The Race Against Drug Resistance
A new report from the Center for Global Development says there is a need for urgent action to tackle the growing crisis of drug resistance.
The ability to cure a wide range of serious and common diseases is under threat from drug resistance. Resistance is inevitable, but careless practices in drug supply and use are hastening it unnecessarily. Without an immediate global effort to safeguard lasting treatment effectiveness, drug resistance will quickly become a widespread threat, claiming lives, raising the cost of curing patients, and making future generations increasingly vulnerable to deadly diseases that were easily cured in the past.
Already, drug resistance has slowed gains against the fatal ravages of childhood dysentery and pneumonia, drastically increased the costs of fighting tuberculosis and malaria, and imperiled efforts to effectively treat people living with HIV/AIDS. Millions of children die annually from drug resistant disease strains and since 2006 donors have spent more than $1.5 billion on advanced drugs to treat resistant diseases. Unless action is taken, the stage is set for both the death toll and the dollar cost to rise.
A new report and accompanying film from the Center for Global Development’s Drug Resistance Working Group says that drug resistance testing and surveillance capabilities are inadequate; weak points in the supply chain and inappropriate dispensing facilities help drug resistance; drug regulation is weak and uncertain.
The Race Against Drug Resistance says there is no simple solution to solve the crisis but there are achievable steps to slow its spread. It says the World Health Organization should play a leading role.
The report urges pharmaceutical companies, governments, donors, global health institutions, health providers, and patients to collectively and immediately tackle this global health threat by implementing four key recommendations:
- Collect and share drug resistance information across disease networks.
- Secure the drug supply chain to ensure quality products and practices.
- Strengthen national drug regulatory authorities in developing countries.
- Catalyse research and innovation to speed the development of resistance-fighting technologies.
The report was produced by a working group set up in 2007 and comprising representatives of governments, foundations, charities, health institutions, the pharmaceutical industry and academia to develop concrete, achievable steps that could make a difference.

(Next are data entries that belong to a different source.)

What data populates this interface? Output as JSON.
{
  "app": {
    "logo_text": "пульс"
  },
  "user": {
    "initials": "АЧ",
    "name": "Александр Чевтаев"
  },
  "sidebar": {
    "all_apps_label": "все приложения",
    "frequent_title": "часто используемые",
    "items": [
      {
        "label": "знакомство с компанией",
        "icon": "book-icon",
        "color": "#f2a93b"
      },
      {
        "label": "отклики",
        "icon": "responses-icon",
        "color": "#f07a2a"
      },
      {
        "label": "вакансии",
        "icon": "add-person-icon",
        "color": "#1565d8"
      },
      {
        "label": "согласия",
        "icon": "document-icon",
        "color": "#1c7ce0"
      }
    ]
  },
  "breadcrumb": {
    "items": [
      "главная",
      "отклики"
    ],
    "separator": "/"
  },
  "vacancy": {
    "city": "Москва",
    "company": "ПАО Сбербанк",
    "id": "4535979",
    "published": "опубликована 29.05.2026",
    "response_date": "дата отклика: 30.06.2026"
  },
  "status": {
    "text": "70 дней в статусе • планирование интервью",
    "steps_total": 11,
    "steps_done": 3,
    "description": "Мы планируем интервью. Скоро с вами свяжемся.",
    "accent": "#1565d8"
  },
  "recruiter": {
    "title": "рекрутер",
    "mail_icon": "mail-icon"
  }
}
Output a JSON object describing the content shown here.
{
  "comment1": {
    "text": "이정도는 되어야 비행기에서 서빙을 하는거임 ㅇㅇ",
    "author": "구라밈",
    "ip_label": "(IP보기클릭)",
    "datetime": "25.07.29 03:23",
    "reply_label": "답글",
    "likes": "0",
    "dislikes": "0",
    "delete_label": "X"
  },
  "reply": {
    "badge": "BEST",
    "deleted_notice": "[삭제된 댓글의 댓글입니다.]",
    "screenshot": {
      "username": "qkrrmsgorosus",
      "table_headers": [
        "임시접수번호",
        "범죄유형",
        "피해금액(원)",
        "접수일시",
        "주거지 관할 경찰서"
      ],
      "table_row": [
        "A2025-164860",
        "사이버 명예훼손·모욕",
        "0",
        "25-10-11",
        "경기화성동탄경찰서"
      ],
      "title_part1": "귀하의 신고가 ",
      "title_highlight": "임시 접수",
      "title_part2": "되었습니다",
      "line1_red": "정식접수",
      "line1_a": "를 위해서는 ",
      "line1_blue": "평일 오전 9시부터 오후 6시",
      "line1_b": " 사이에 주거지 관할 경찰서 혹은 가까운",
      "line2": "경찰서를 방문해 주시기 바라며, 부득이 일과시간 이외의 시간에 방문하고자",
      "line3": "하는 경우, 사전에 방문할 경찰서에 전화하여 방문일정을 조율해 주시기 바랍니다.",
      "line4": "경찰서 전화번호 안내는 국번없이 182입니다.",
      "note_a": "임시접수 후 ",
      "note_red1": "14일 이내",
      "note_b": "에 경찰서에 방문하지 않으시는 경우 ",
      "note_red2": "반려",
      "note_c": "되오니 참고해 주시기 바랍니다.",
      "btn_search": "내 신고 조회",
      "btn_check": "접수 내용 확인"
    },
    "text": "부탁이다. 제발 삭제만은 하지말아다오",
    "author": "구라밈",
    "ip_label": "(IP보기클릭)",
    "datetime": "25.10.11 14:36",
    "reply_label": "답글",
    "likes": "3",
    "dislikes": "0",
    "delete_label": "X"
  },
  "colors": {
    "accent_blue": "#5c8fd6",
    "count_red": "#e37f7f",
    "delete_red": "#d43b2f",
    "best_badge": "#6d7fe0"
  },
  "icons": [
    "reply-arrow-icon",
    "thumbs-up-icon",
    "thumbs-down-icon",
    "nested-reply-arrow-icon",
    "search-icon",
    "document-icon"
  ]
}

Dr Paul Nunn, coordinator TB Operations and Coordination at WHO's Stop TB department was a member of the working group, as was TDR scientist Dr Andrew Ramsay, who provided guidance on laboratories and diagnostics and their roles in detecting and preventing resistance. TDR convened a seminar about the draft report at WHO in January.
The working group was chaired by Dr Rachel Nugent, deputy director of global health at the Center for Global Development, which is an independent, non-profit policy research organization dedicated to reducing global poverty and inequality and to making globalization work for the poor."
Dr Andrew Ramsay
Accessible quality-assured diagnostics